--- WHAT THE TASK REQUIRES ---
Output the listing below in full, exactly as written.

--- AVAILABLE DATA ---
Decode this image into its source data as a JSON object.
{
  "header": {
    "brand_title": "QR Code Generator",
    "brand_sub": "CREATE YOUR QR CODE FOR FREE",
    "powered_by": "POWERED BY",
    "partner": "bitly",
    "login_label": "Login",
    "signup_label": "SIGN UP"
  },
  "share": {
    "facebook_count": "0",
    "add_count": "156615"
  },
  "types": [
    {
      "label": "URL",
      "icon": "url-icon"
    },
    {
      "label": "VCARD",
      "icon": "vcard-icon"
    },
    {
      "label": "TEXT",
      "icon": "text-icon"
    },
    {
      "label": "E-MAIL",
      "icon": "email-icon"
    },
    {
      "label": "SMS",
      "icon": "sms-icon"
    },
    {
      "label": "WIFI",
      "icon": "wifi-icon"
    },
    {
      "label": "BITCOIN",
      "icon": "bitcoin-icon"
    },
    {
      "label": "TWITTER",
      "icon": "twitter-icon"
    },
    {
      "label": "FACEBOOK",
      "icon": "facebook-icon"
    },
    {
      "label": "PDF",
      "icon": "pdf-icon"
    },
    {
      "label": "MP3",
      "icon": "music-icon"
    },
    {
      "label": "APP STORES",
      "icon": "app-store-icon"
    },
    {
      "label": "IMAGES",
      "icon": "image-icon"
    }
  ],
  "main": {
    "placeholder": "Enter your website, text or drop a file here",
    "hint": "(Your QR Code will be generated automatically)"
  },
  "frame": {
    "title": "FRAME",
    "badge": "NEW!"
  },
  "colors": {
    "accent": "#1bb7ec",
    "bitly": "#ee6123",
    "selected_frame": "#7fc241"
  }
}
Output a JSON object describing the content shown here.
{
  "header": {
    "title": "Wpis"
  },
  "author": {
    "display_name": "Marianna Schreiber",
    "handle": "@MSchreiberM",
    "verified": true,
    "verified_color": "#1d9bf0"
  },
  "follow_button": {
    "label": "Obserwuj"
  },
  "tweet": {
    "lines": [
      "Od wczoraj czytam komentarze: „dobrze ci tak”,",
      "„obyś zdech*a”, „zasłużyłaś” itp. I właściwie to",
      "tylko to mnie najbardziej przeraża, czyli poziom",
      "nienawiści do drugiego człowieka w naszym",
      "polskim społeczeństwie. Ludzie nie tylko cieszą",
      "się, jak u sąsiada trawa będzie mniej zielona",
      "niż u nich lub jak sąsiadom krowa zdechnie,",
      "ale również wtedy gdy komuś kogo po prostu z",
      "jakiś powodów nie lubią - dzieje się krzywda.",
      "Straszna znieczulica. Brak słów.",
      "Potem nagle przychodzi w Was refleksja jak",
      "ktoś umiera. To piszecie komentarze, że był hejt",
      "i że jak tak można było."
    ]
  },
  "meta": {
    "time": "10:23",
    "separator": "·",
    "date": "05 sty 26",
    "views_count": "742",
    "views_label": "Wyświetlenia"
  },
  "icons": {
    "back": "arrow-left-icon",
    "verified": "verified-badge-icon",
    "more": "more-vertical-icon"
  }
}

--- WRITTEN SOLUTION ---
Decode this image into its source data as a JSON object.
{
  "header": {
    "brand_title": "QR Code Generator",
    "brand_sub": "CREATE YOUR QR CODE FOR FREE",
    "powered_by": "POWERED BY",
    "partner": "bitly",
    "login_label": "Login",
    "signup_label": "SIGN UP"
  },
  "share": {
    "facebook_count": "0",
    "add_count": "156615"
  },
  "types": [
    {
      "label": "URL",
      "icon": "url-icon"
    },
    {
      "label": "VCARD",
      "icon": "vcard-icon"
    },
    {
      "label": "TEXT",
      "icon": "text-icon"
    },
    {
      "label": "E-MAIL",
      "icon": "email-icon"
    },
    {
      "label": "SMS",
      "icon": "sms-icon"
    },
    {
      "label": "WIFI",
      "icon": "wifi-icon"
    },
    {
      "label": "BITCOIN",
      "icon": "bitcoin-icon"
    },
    {
      "label": "TWITTER",
      "icon": "twitter-icon"
    },
    {
      "label": "FACEBOOK",
      "icon": "facebook-icon"
    },
    {
      "label": "PDF",
      "icon": "pdf-icon"
    },
    {
      "label": "MP3",
      "icon": "music-icon"
    },
    {
      "label": "APP STORES",
      "icon": "app-store-icon"
    },
    {
      "label": "IMAGES",
      "icon": "image-icon"
    }
  ],
  "main": {
    "placeholder": "Enter your website, text or drop a file here",
    "hint": "(Your QR Code will be generated automatically)"
  },
  "frame": {
    "title": "FRAME",
    "badge": "NEW!"
  },
  "colors": {
    "accent": "#1bb7ec",
    "bitly": "#ee6123",
    "selected_frame": "#7fc241"
  }
}
Output a JSON object describing the content shown here.
{
  "header": {
    "title": "Wpis"
  },
  "author": {
    "display_name": "Marianna Schreiber",
    "handle": "@MSchreiberM",
    "verified": true,
    "verified_color": "#1d9bf0"
  },
  "follow_button": {
    "label": "Obserwuj"
  },
  "tweet": {
    "lines": [
      "Od wczoraj czytam komentarze: „dobrze ci tak”,",
      "„obyś zdech*a”, „zasłużyłaś” itp. I właściwie to",
      "tylko to mnie najbardziej przeraża, czyli poziom",
      "nienawiści do drugiego człowieka w naszym",
      "polskim społeczeństwie. Ludzie nie tylko cieszą",
      "się, jak u sąsiada trawa będzie mniej zielona",
      "niż u nich lub jak sąsiadom krowa zdechnie,",
      "ale również wtedy gdy komuś kogo po prostu z",
      "jakiś powodów nie lubią - dzieje się krzywda.",
      "Straszna znieczulica. Brak słów.",
      "Potem nagle przychodzi w Was refleksja jak",
      "ktoś umiera. To piszecie komentarze, że był hejt",
      "i że jak tak można było."
    ]
  },
  "meta": {
    "time": "10:23",
    "separator": "·",
    "date": "05 sty 26",
    "views_count": "742",
    "views_label": "Wyświetlenia"
  },
  "icons": {
    "back": "arrow-left-icon",
    "verified": "verified-badge-icon",
    "more": "more-vertical-icon"
  }
}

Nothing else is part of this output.